*** Opening of The records ***

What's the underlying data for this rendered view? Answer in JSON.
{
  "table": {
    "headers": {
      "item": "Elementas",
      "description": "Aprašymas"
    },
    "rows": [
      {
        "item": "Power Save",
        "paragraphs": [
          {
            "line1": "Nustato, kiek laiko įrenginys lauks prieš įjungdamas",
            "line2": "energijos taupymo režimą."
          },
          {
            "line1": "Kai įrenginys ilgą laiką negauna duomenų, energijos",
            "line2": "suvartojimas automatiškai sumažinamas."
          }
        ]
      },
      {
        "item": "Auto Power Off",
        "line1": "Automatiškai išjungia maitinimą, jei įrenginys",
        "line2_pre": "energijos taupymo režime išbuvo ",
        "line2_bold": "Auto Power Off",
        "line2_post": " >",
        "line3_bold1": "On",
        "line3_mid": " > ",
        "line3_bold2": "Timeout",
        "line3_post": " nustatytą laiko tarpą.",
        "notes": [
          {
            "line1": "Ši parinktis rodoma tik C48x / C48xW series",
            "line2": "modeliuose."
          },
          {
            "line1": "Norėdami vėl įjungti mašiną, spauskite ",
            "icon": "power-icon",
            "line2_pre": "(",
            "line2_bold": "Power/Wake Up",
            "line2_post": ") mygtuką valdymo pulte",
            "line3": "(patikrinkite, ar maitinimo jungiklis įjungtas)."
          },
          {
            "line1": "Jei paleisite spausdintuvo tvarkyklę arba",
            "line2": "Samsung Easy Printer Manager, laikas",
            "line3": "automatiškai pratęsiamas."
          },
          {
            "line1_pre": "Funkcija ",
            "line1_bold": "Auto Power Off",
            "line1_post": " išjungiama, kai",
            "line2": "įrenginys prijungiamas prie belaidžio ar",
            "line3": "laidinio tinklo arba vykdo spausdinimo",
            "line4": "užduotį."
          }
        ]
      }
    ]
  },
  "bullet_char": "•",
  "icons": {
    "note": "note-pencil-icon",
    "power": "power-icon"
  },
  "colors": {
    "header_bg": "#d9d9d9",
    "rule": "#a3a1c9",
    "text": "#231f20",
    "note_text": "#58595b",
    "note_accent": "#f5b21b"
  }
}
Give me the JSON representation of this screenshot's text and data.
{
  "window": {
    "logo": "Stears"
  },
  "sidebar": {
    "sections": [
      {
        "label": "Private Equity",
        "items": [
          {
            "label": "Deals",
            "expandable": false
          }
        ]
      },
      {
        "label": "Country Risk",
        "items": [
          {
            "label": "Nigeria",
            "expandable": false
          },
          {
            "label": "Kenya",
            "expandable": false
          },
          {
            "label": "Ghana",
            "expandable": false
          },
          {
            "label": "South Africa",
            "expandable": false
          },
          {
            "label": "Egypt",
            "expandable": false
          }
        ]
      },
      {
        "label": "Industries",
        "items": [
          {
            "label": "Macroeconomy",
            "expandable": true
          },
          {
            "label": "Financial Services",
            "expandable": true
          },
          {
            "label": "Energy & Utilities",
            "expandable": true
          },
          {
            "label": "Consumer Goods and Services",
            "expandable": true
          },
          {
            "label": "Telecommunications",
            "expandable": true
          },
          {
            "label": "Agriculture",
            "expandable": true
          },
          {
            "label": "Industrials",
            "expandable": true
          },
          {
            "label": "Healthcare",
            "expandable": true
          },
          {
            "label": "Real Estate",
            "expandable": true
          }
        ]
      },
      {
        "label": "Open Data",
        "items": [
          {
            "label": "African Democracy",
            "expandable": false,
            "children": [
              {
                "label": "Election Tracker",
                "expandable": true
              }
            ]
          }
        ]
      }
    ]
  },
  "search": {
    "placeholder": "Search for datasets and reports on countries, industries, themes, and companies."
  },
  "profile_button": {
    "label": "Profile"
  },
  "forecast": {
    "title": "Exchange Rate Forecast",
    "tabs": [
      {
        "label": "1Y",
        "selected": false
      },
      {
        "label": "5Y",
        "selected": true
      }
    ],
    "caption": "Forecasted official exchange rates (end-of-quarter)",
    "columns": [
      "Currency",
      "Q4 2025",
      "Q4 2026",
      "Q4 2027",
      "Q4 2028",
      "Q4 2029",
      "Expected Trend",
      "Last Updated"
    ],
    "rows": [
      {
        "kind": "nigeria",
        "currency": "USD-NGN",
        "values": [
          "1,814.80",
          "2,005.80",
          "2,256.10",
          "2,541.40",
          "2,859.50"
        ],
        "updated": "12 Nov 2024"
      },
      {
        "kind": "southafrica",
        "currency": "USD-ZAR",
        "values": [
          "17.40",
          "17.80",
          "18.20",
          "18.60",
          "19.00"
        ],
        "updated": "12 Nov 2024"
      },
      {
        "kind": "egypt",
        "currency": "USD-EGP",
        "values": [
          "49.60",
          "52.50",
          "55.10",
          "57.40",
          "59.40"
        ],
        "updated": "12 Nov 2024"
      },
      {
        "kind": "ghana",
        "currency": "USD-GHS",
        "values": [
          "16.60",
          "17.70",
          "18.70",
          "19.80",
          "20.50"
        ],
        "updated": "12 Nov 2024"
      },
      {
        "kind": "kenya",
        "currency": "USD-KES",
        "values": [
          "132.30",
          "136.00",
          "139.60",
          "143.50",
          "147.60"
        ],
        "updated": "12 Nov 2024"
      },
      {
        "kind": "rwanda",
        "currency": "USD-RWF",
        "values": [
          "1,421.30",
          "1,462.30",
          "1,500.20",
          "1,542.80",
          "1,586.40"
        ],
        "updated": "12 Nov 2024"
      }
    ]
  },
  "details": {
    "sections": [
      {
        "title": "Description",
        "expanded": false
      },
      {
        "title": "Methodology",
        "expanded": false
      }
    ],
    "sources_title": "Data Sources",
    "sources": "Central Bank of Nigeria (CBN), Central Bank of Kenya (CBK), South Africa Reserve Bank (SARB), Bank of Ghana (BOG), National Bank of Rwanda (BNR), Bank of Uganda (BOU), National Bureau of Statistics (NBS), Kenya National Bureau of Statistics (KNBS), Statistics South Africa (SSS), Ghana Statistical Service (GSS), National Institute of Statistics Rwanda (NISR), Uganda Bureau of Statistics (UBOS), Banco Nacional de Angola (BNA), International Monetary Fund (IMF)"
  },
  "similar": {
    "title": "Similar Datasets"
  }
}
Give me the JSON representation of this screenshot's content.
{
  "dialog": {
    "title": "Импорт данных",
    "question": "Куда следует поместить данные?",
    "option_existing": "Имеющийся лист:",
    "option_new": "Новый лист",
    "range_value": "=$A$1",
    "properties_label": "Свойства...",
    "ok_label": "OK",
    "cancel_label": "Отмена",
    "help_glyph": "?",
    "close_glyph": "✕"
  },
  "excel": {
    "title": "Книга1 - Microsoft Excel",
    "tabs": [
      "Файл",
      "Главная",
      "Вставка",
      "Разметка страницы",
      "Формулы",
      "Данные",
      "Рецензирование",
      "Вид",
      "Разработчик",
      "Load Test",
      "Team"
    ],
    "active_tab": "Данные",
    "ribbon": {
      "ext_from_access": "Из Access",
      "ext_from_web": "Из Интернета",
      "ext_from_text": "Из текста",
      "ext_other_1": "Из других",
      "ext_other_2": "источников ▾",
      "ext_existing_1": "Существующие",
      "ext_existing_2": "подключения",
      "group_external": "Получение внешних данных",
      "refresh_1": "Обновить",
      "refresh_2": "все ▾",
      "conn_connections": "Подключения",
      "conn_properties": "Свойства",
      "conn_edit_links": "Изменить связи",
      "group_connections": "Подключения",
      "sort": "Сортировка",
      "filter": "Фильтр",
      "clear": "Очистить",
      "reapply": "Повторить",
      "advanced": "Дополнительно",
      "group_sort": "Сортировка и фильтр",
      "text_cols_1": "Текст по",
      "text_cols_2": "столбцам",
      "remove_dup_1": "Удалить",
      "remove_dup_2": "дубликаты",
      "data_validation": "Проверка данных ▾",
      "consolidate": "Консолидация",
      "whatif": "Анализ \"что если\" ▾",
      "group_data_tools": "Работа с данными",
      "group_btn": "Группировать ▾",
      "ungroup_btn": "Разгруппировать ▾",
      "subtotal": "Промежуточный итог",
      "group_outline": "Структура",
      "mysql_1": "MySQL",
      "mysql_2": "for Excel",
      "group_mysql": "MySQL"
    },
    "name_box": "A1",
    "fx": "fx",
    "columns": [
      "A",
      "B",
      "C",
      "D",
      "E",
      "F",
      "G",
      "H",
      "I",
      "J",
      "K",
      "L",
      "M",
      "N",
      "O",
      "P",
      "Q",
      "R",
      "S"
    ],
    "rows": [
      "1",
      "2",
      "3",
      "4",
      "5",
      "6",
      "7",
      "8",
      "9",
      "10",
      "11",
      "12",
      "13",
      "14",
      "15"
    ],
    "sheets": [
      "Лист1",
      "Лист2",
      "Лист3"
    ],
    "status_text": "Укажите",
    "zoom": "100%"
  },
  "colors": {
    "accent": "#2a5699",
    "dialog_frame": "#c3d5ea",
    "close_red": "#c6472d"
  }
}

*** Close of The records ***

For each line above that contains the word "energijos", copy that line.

            "line2": "energijos taupymo režimą."
            "line1": "Kai įrenginys ilgą laiką negauna duomenų, energijos",
        "line2_pre": "energijos taupymo režime išbuvo ",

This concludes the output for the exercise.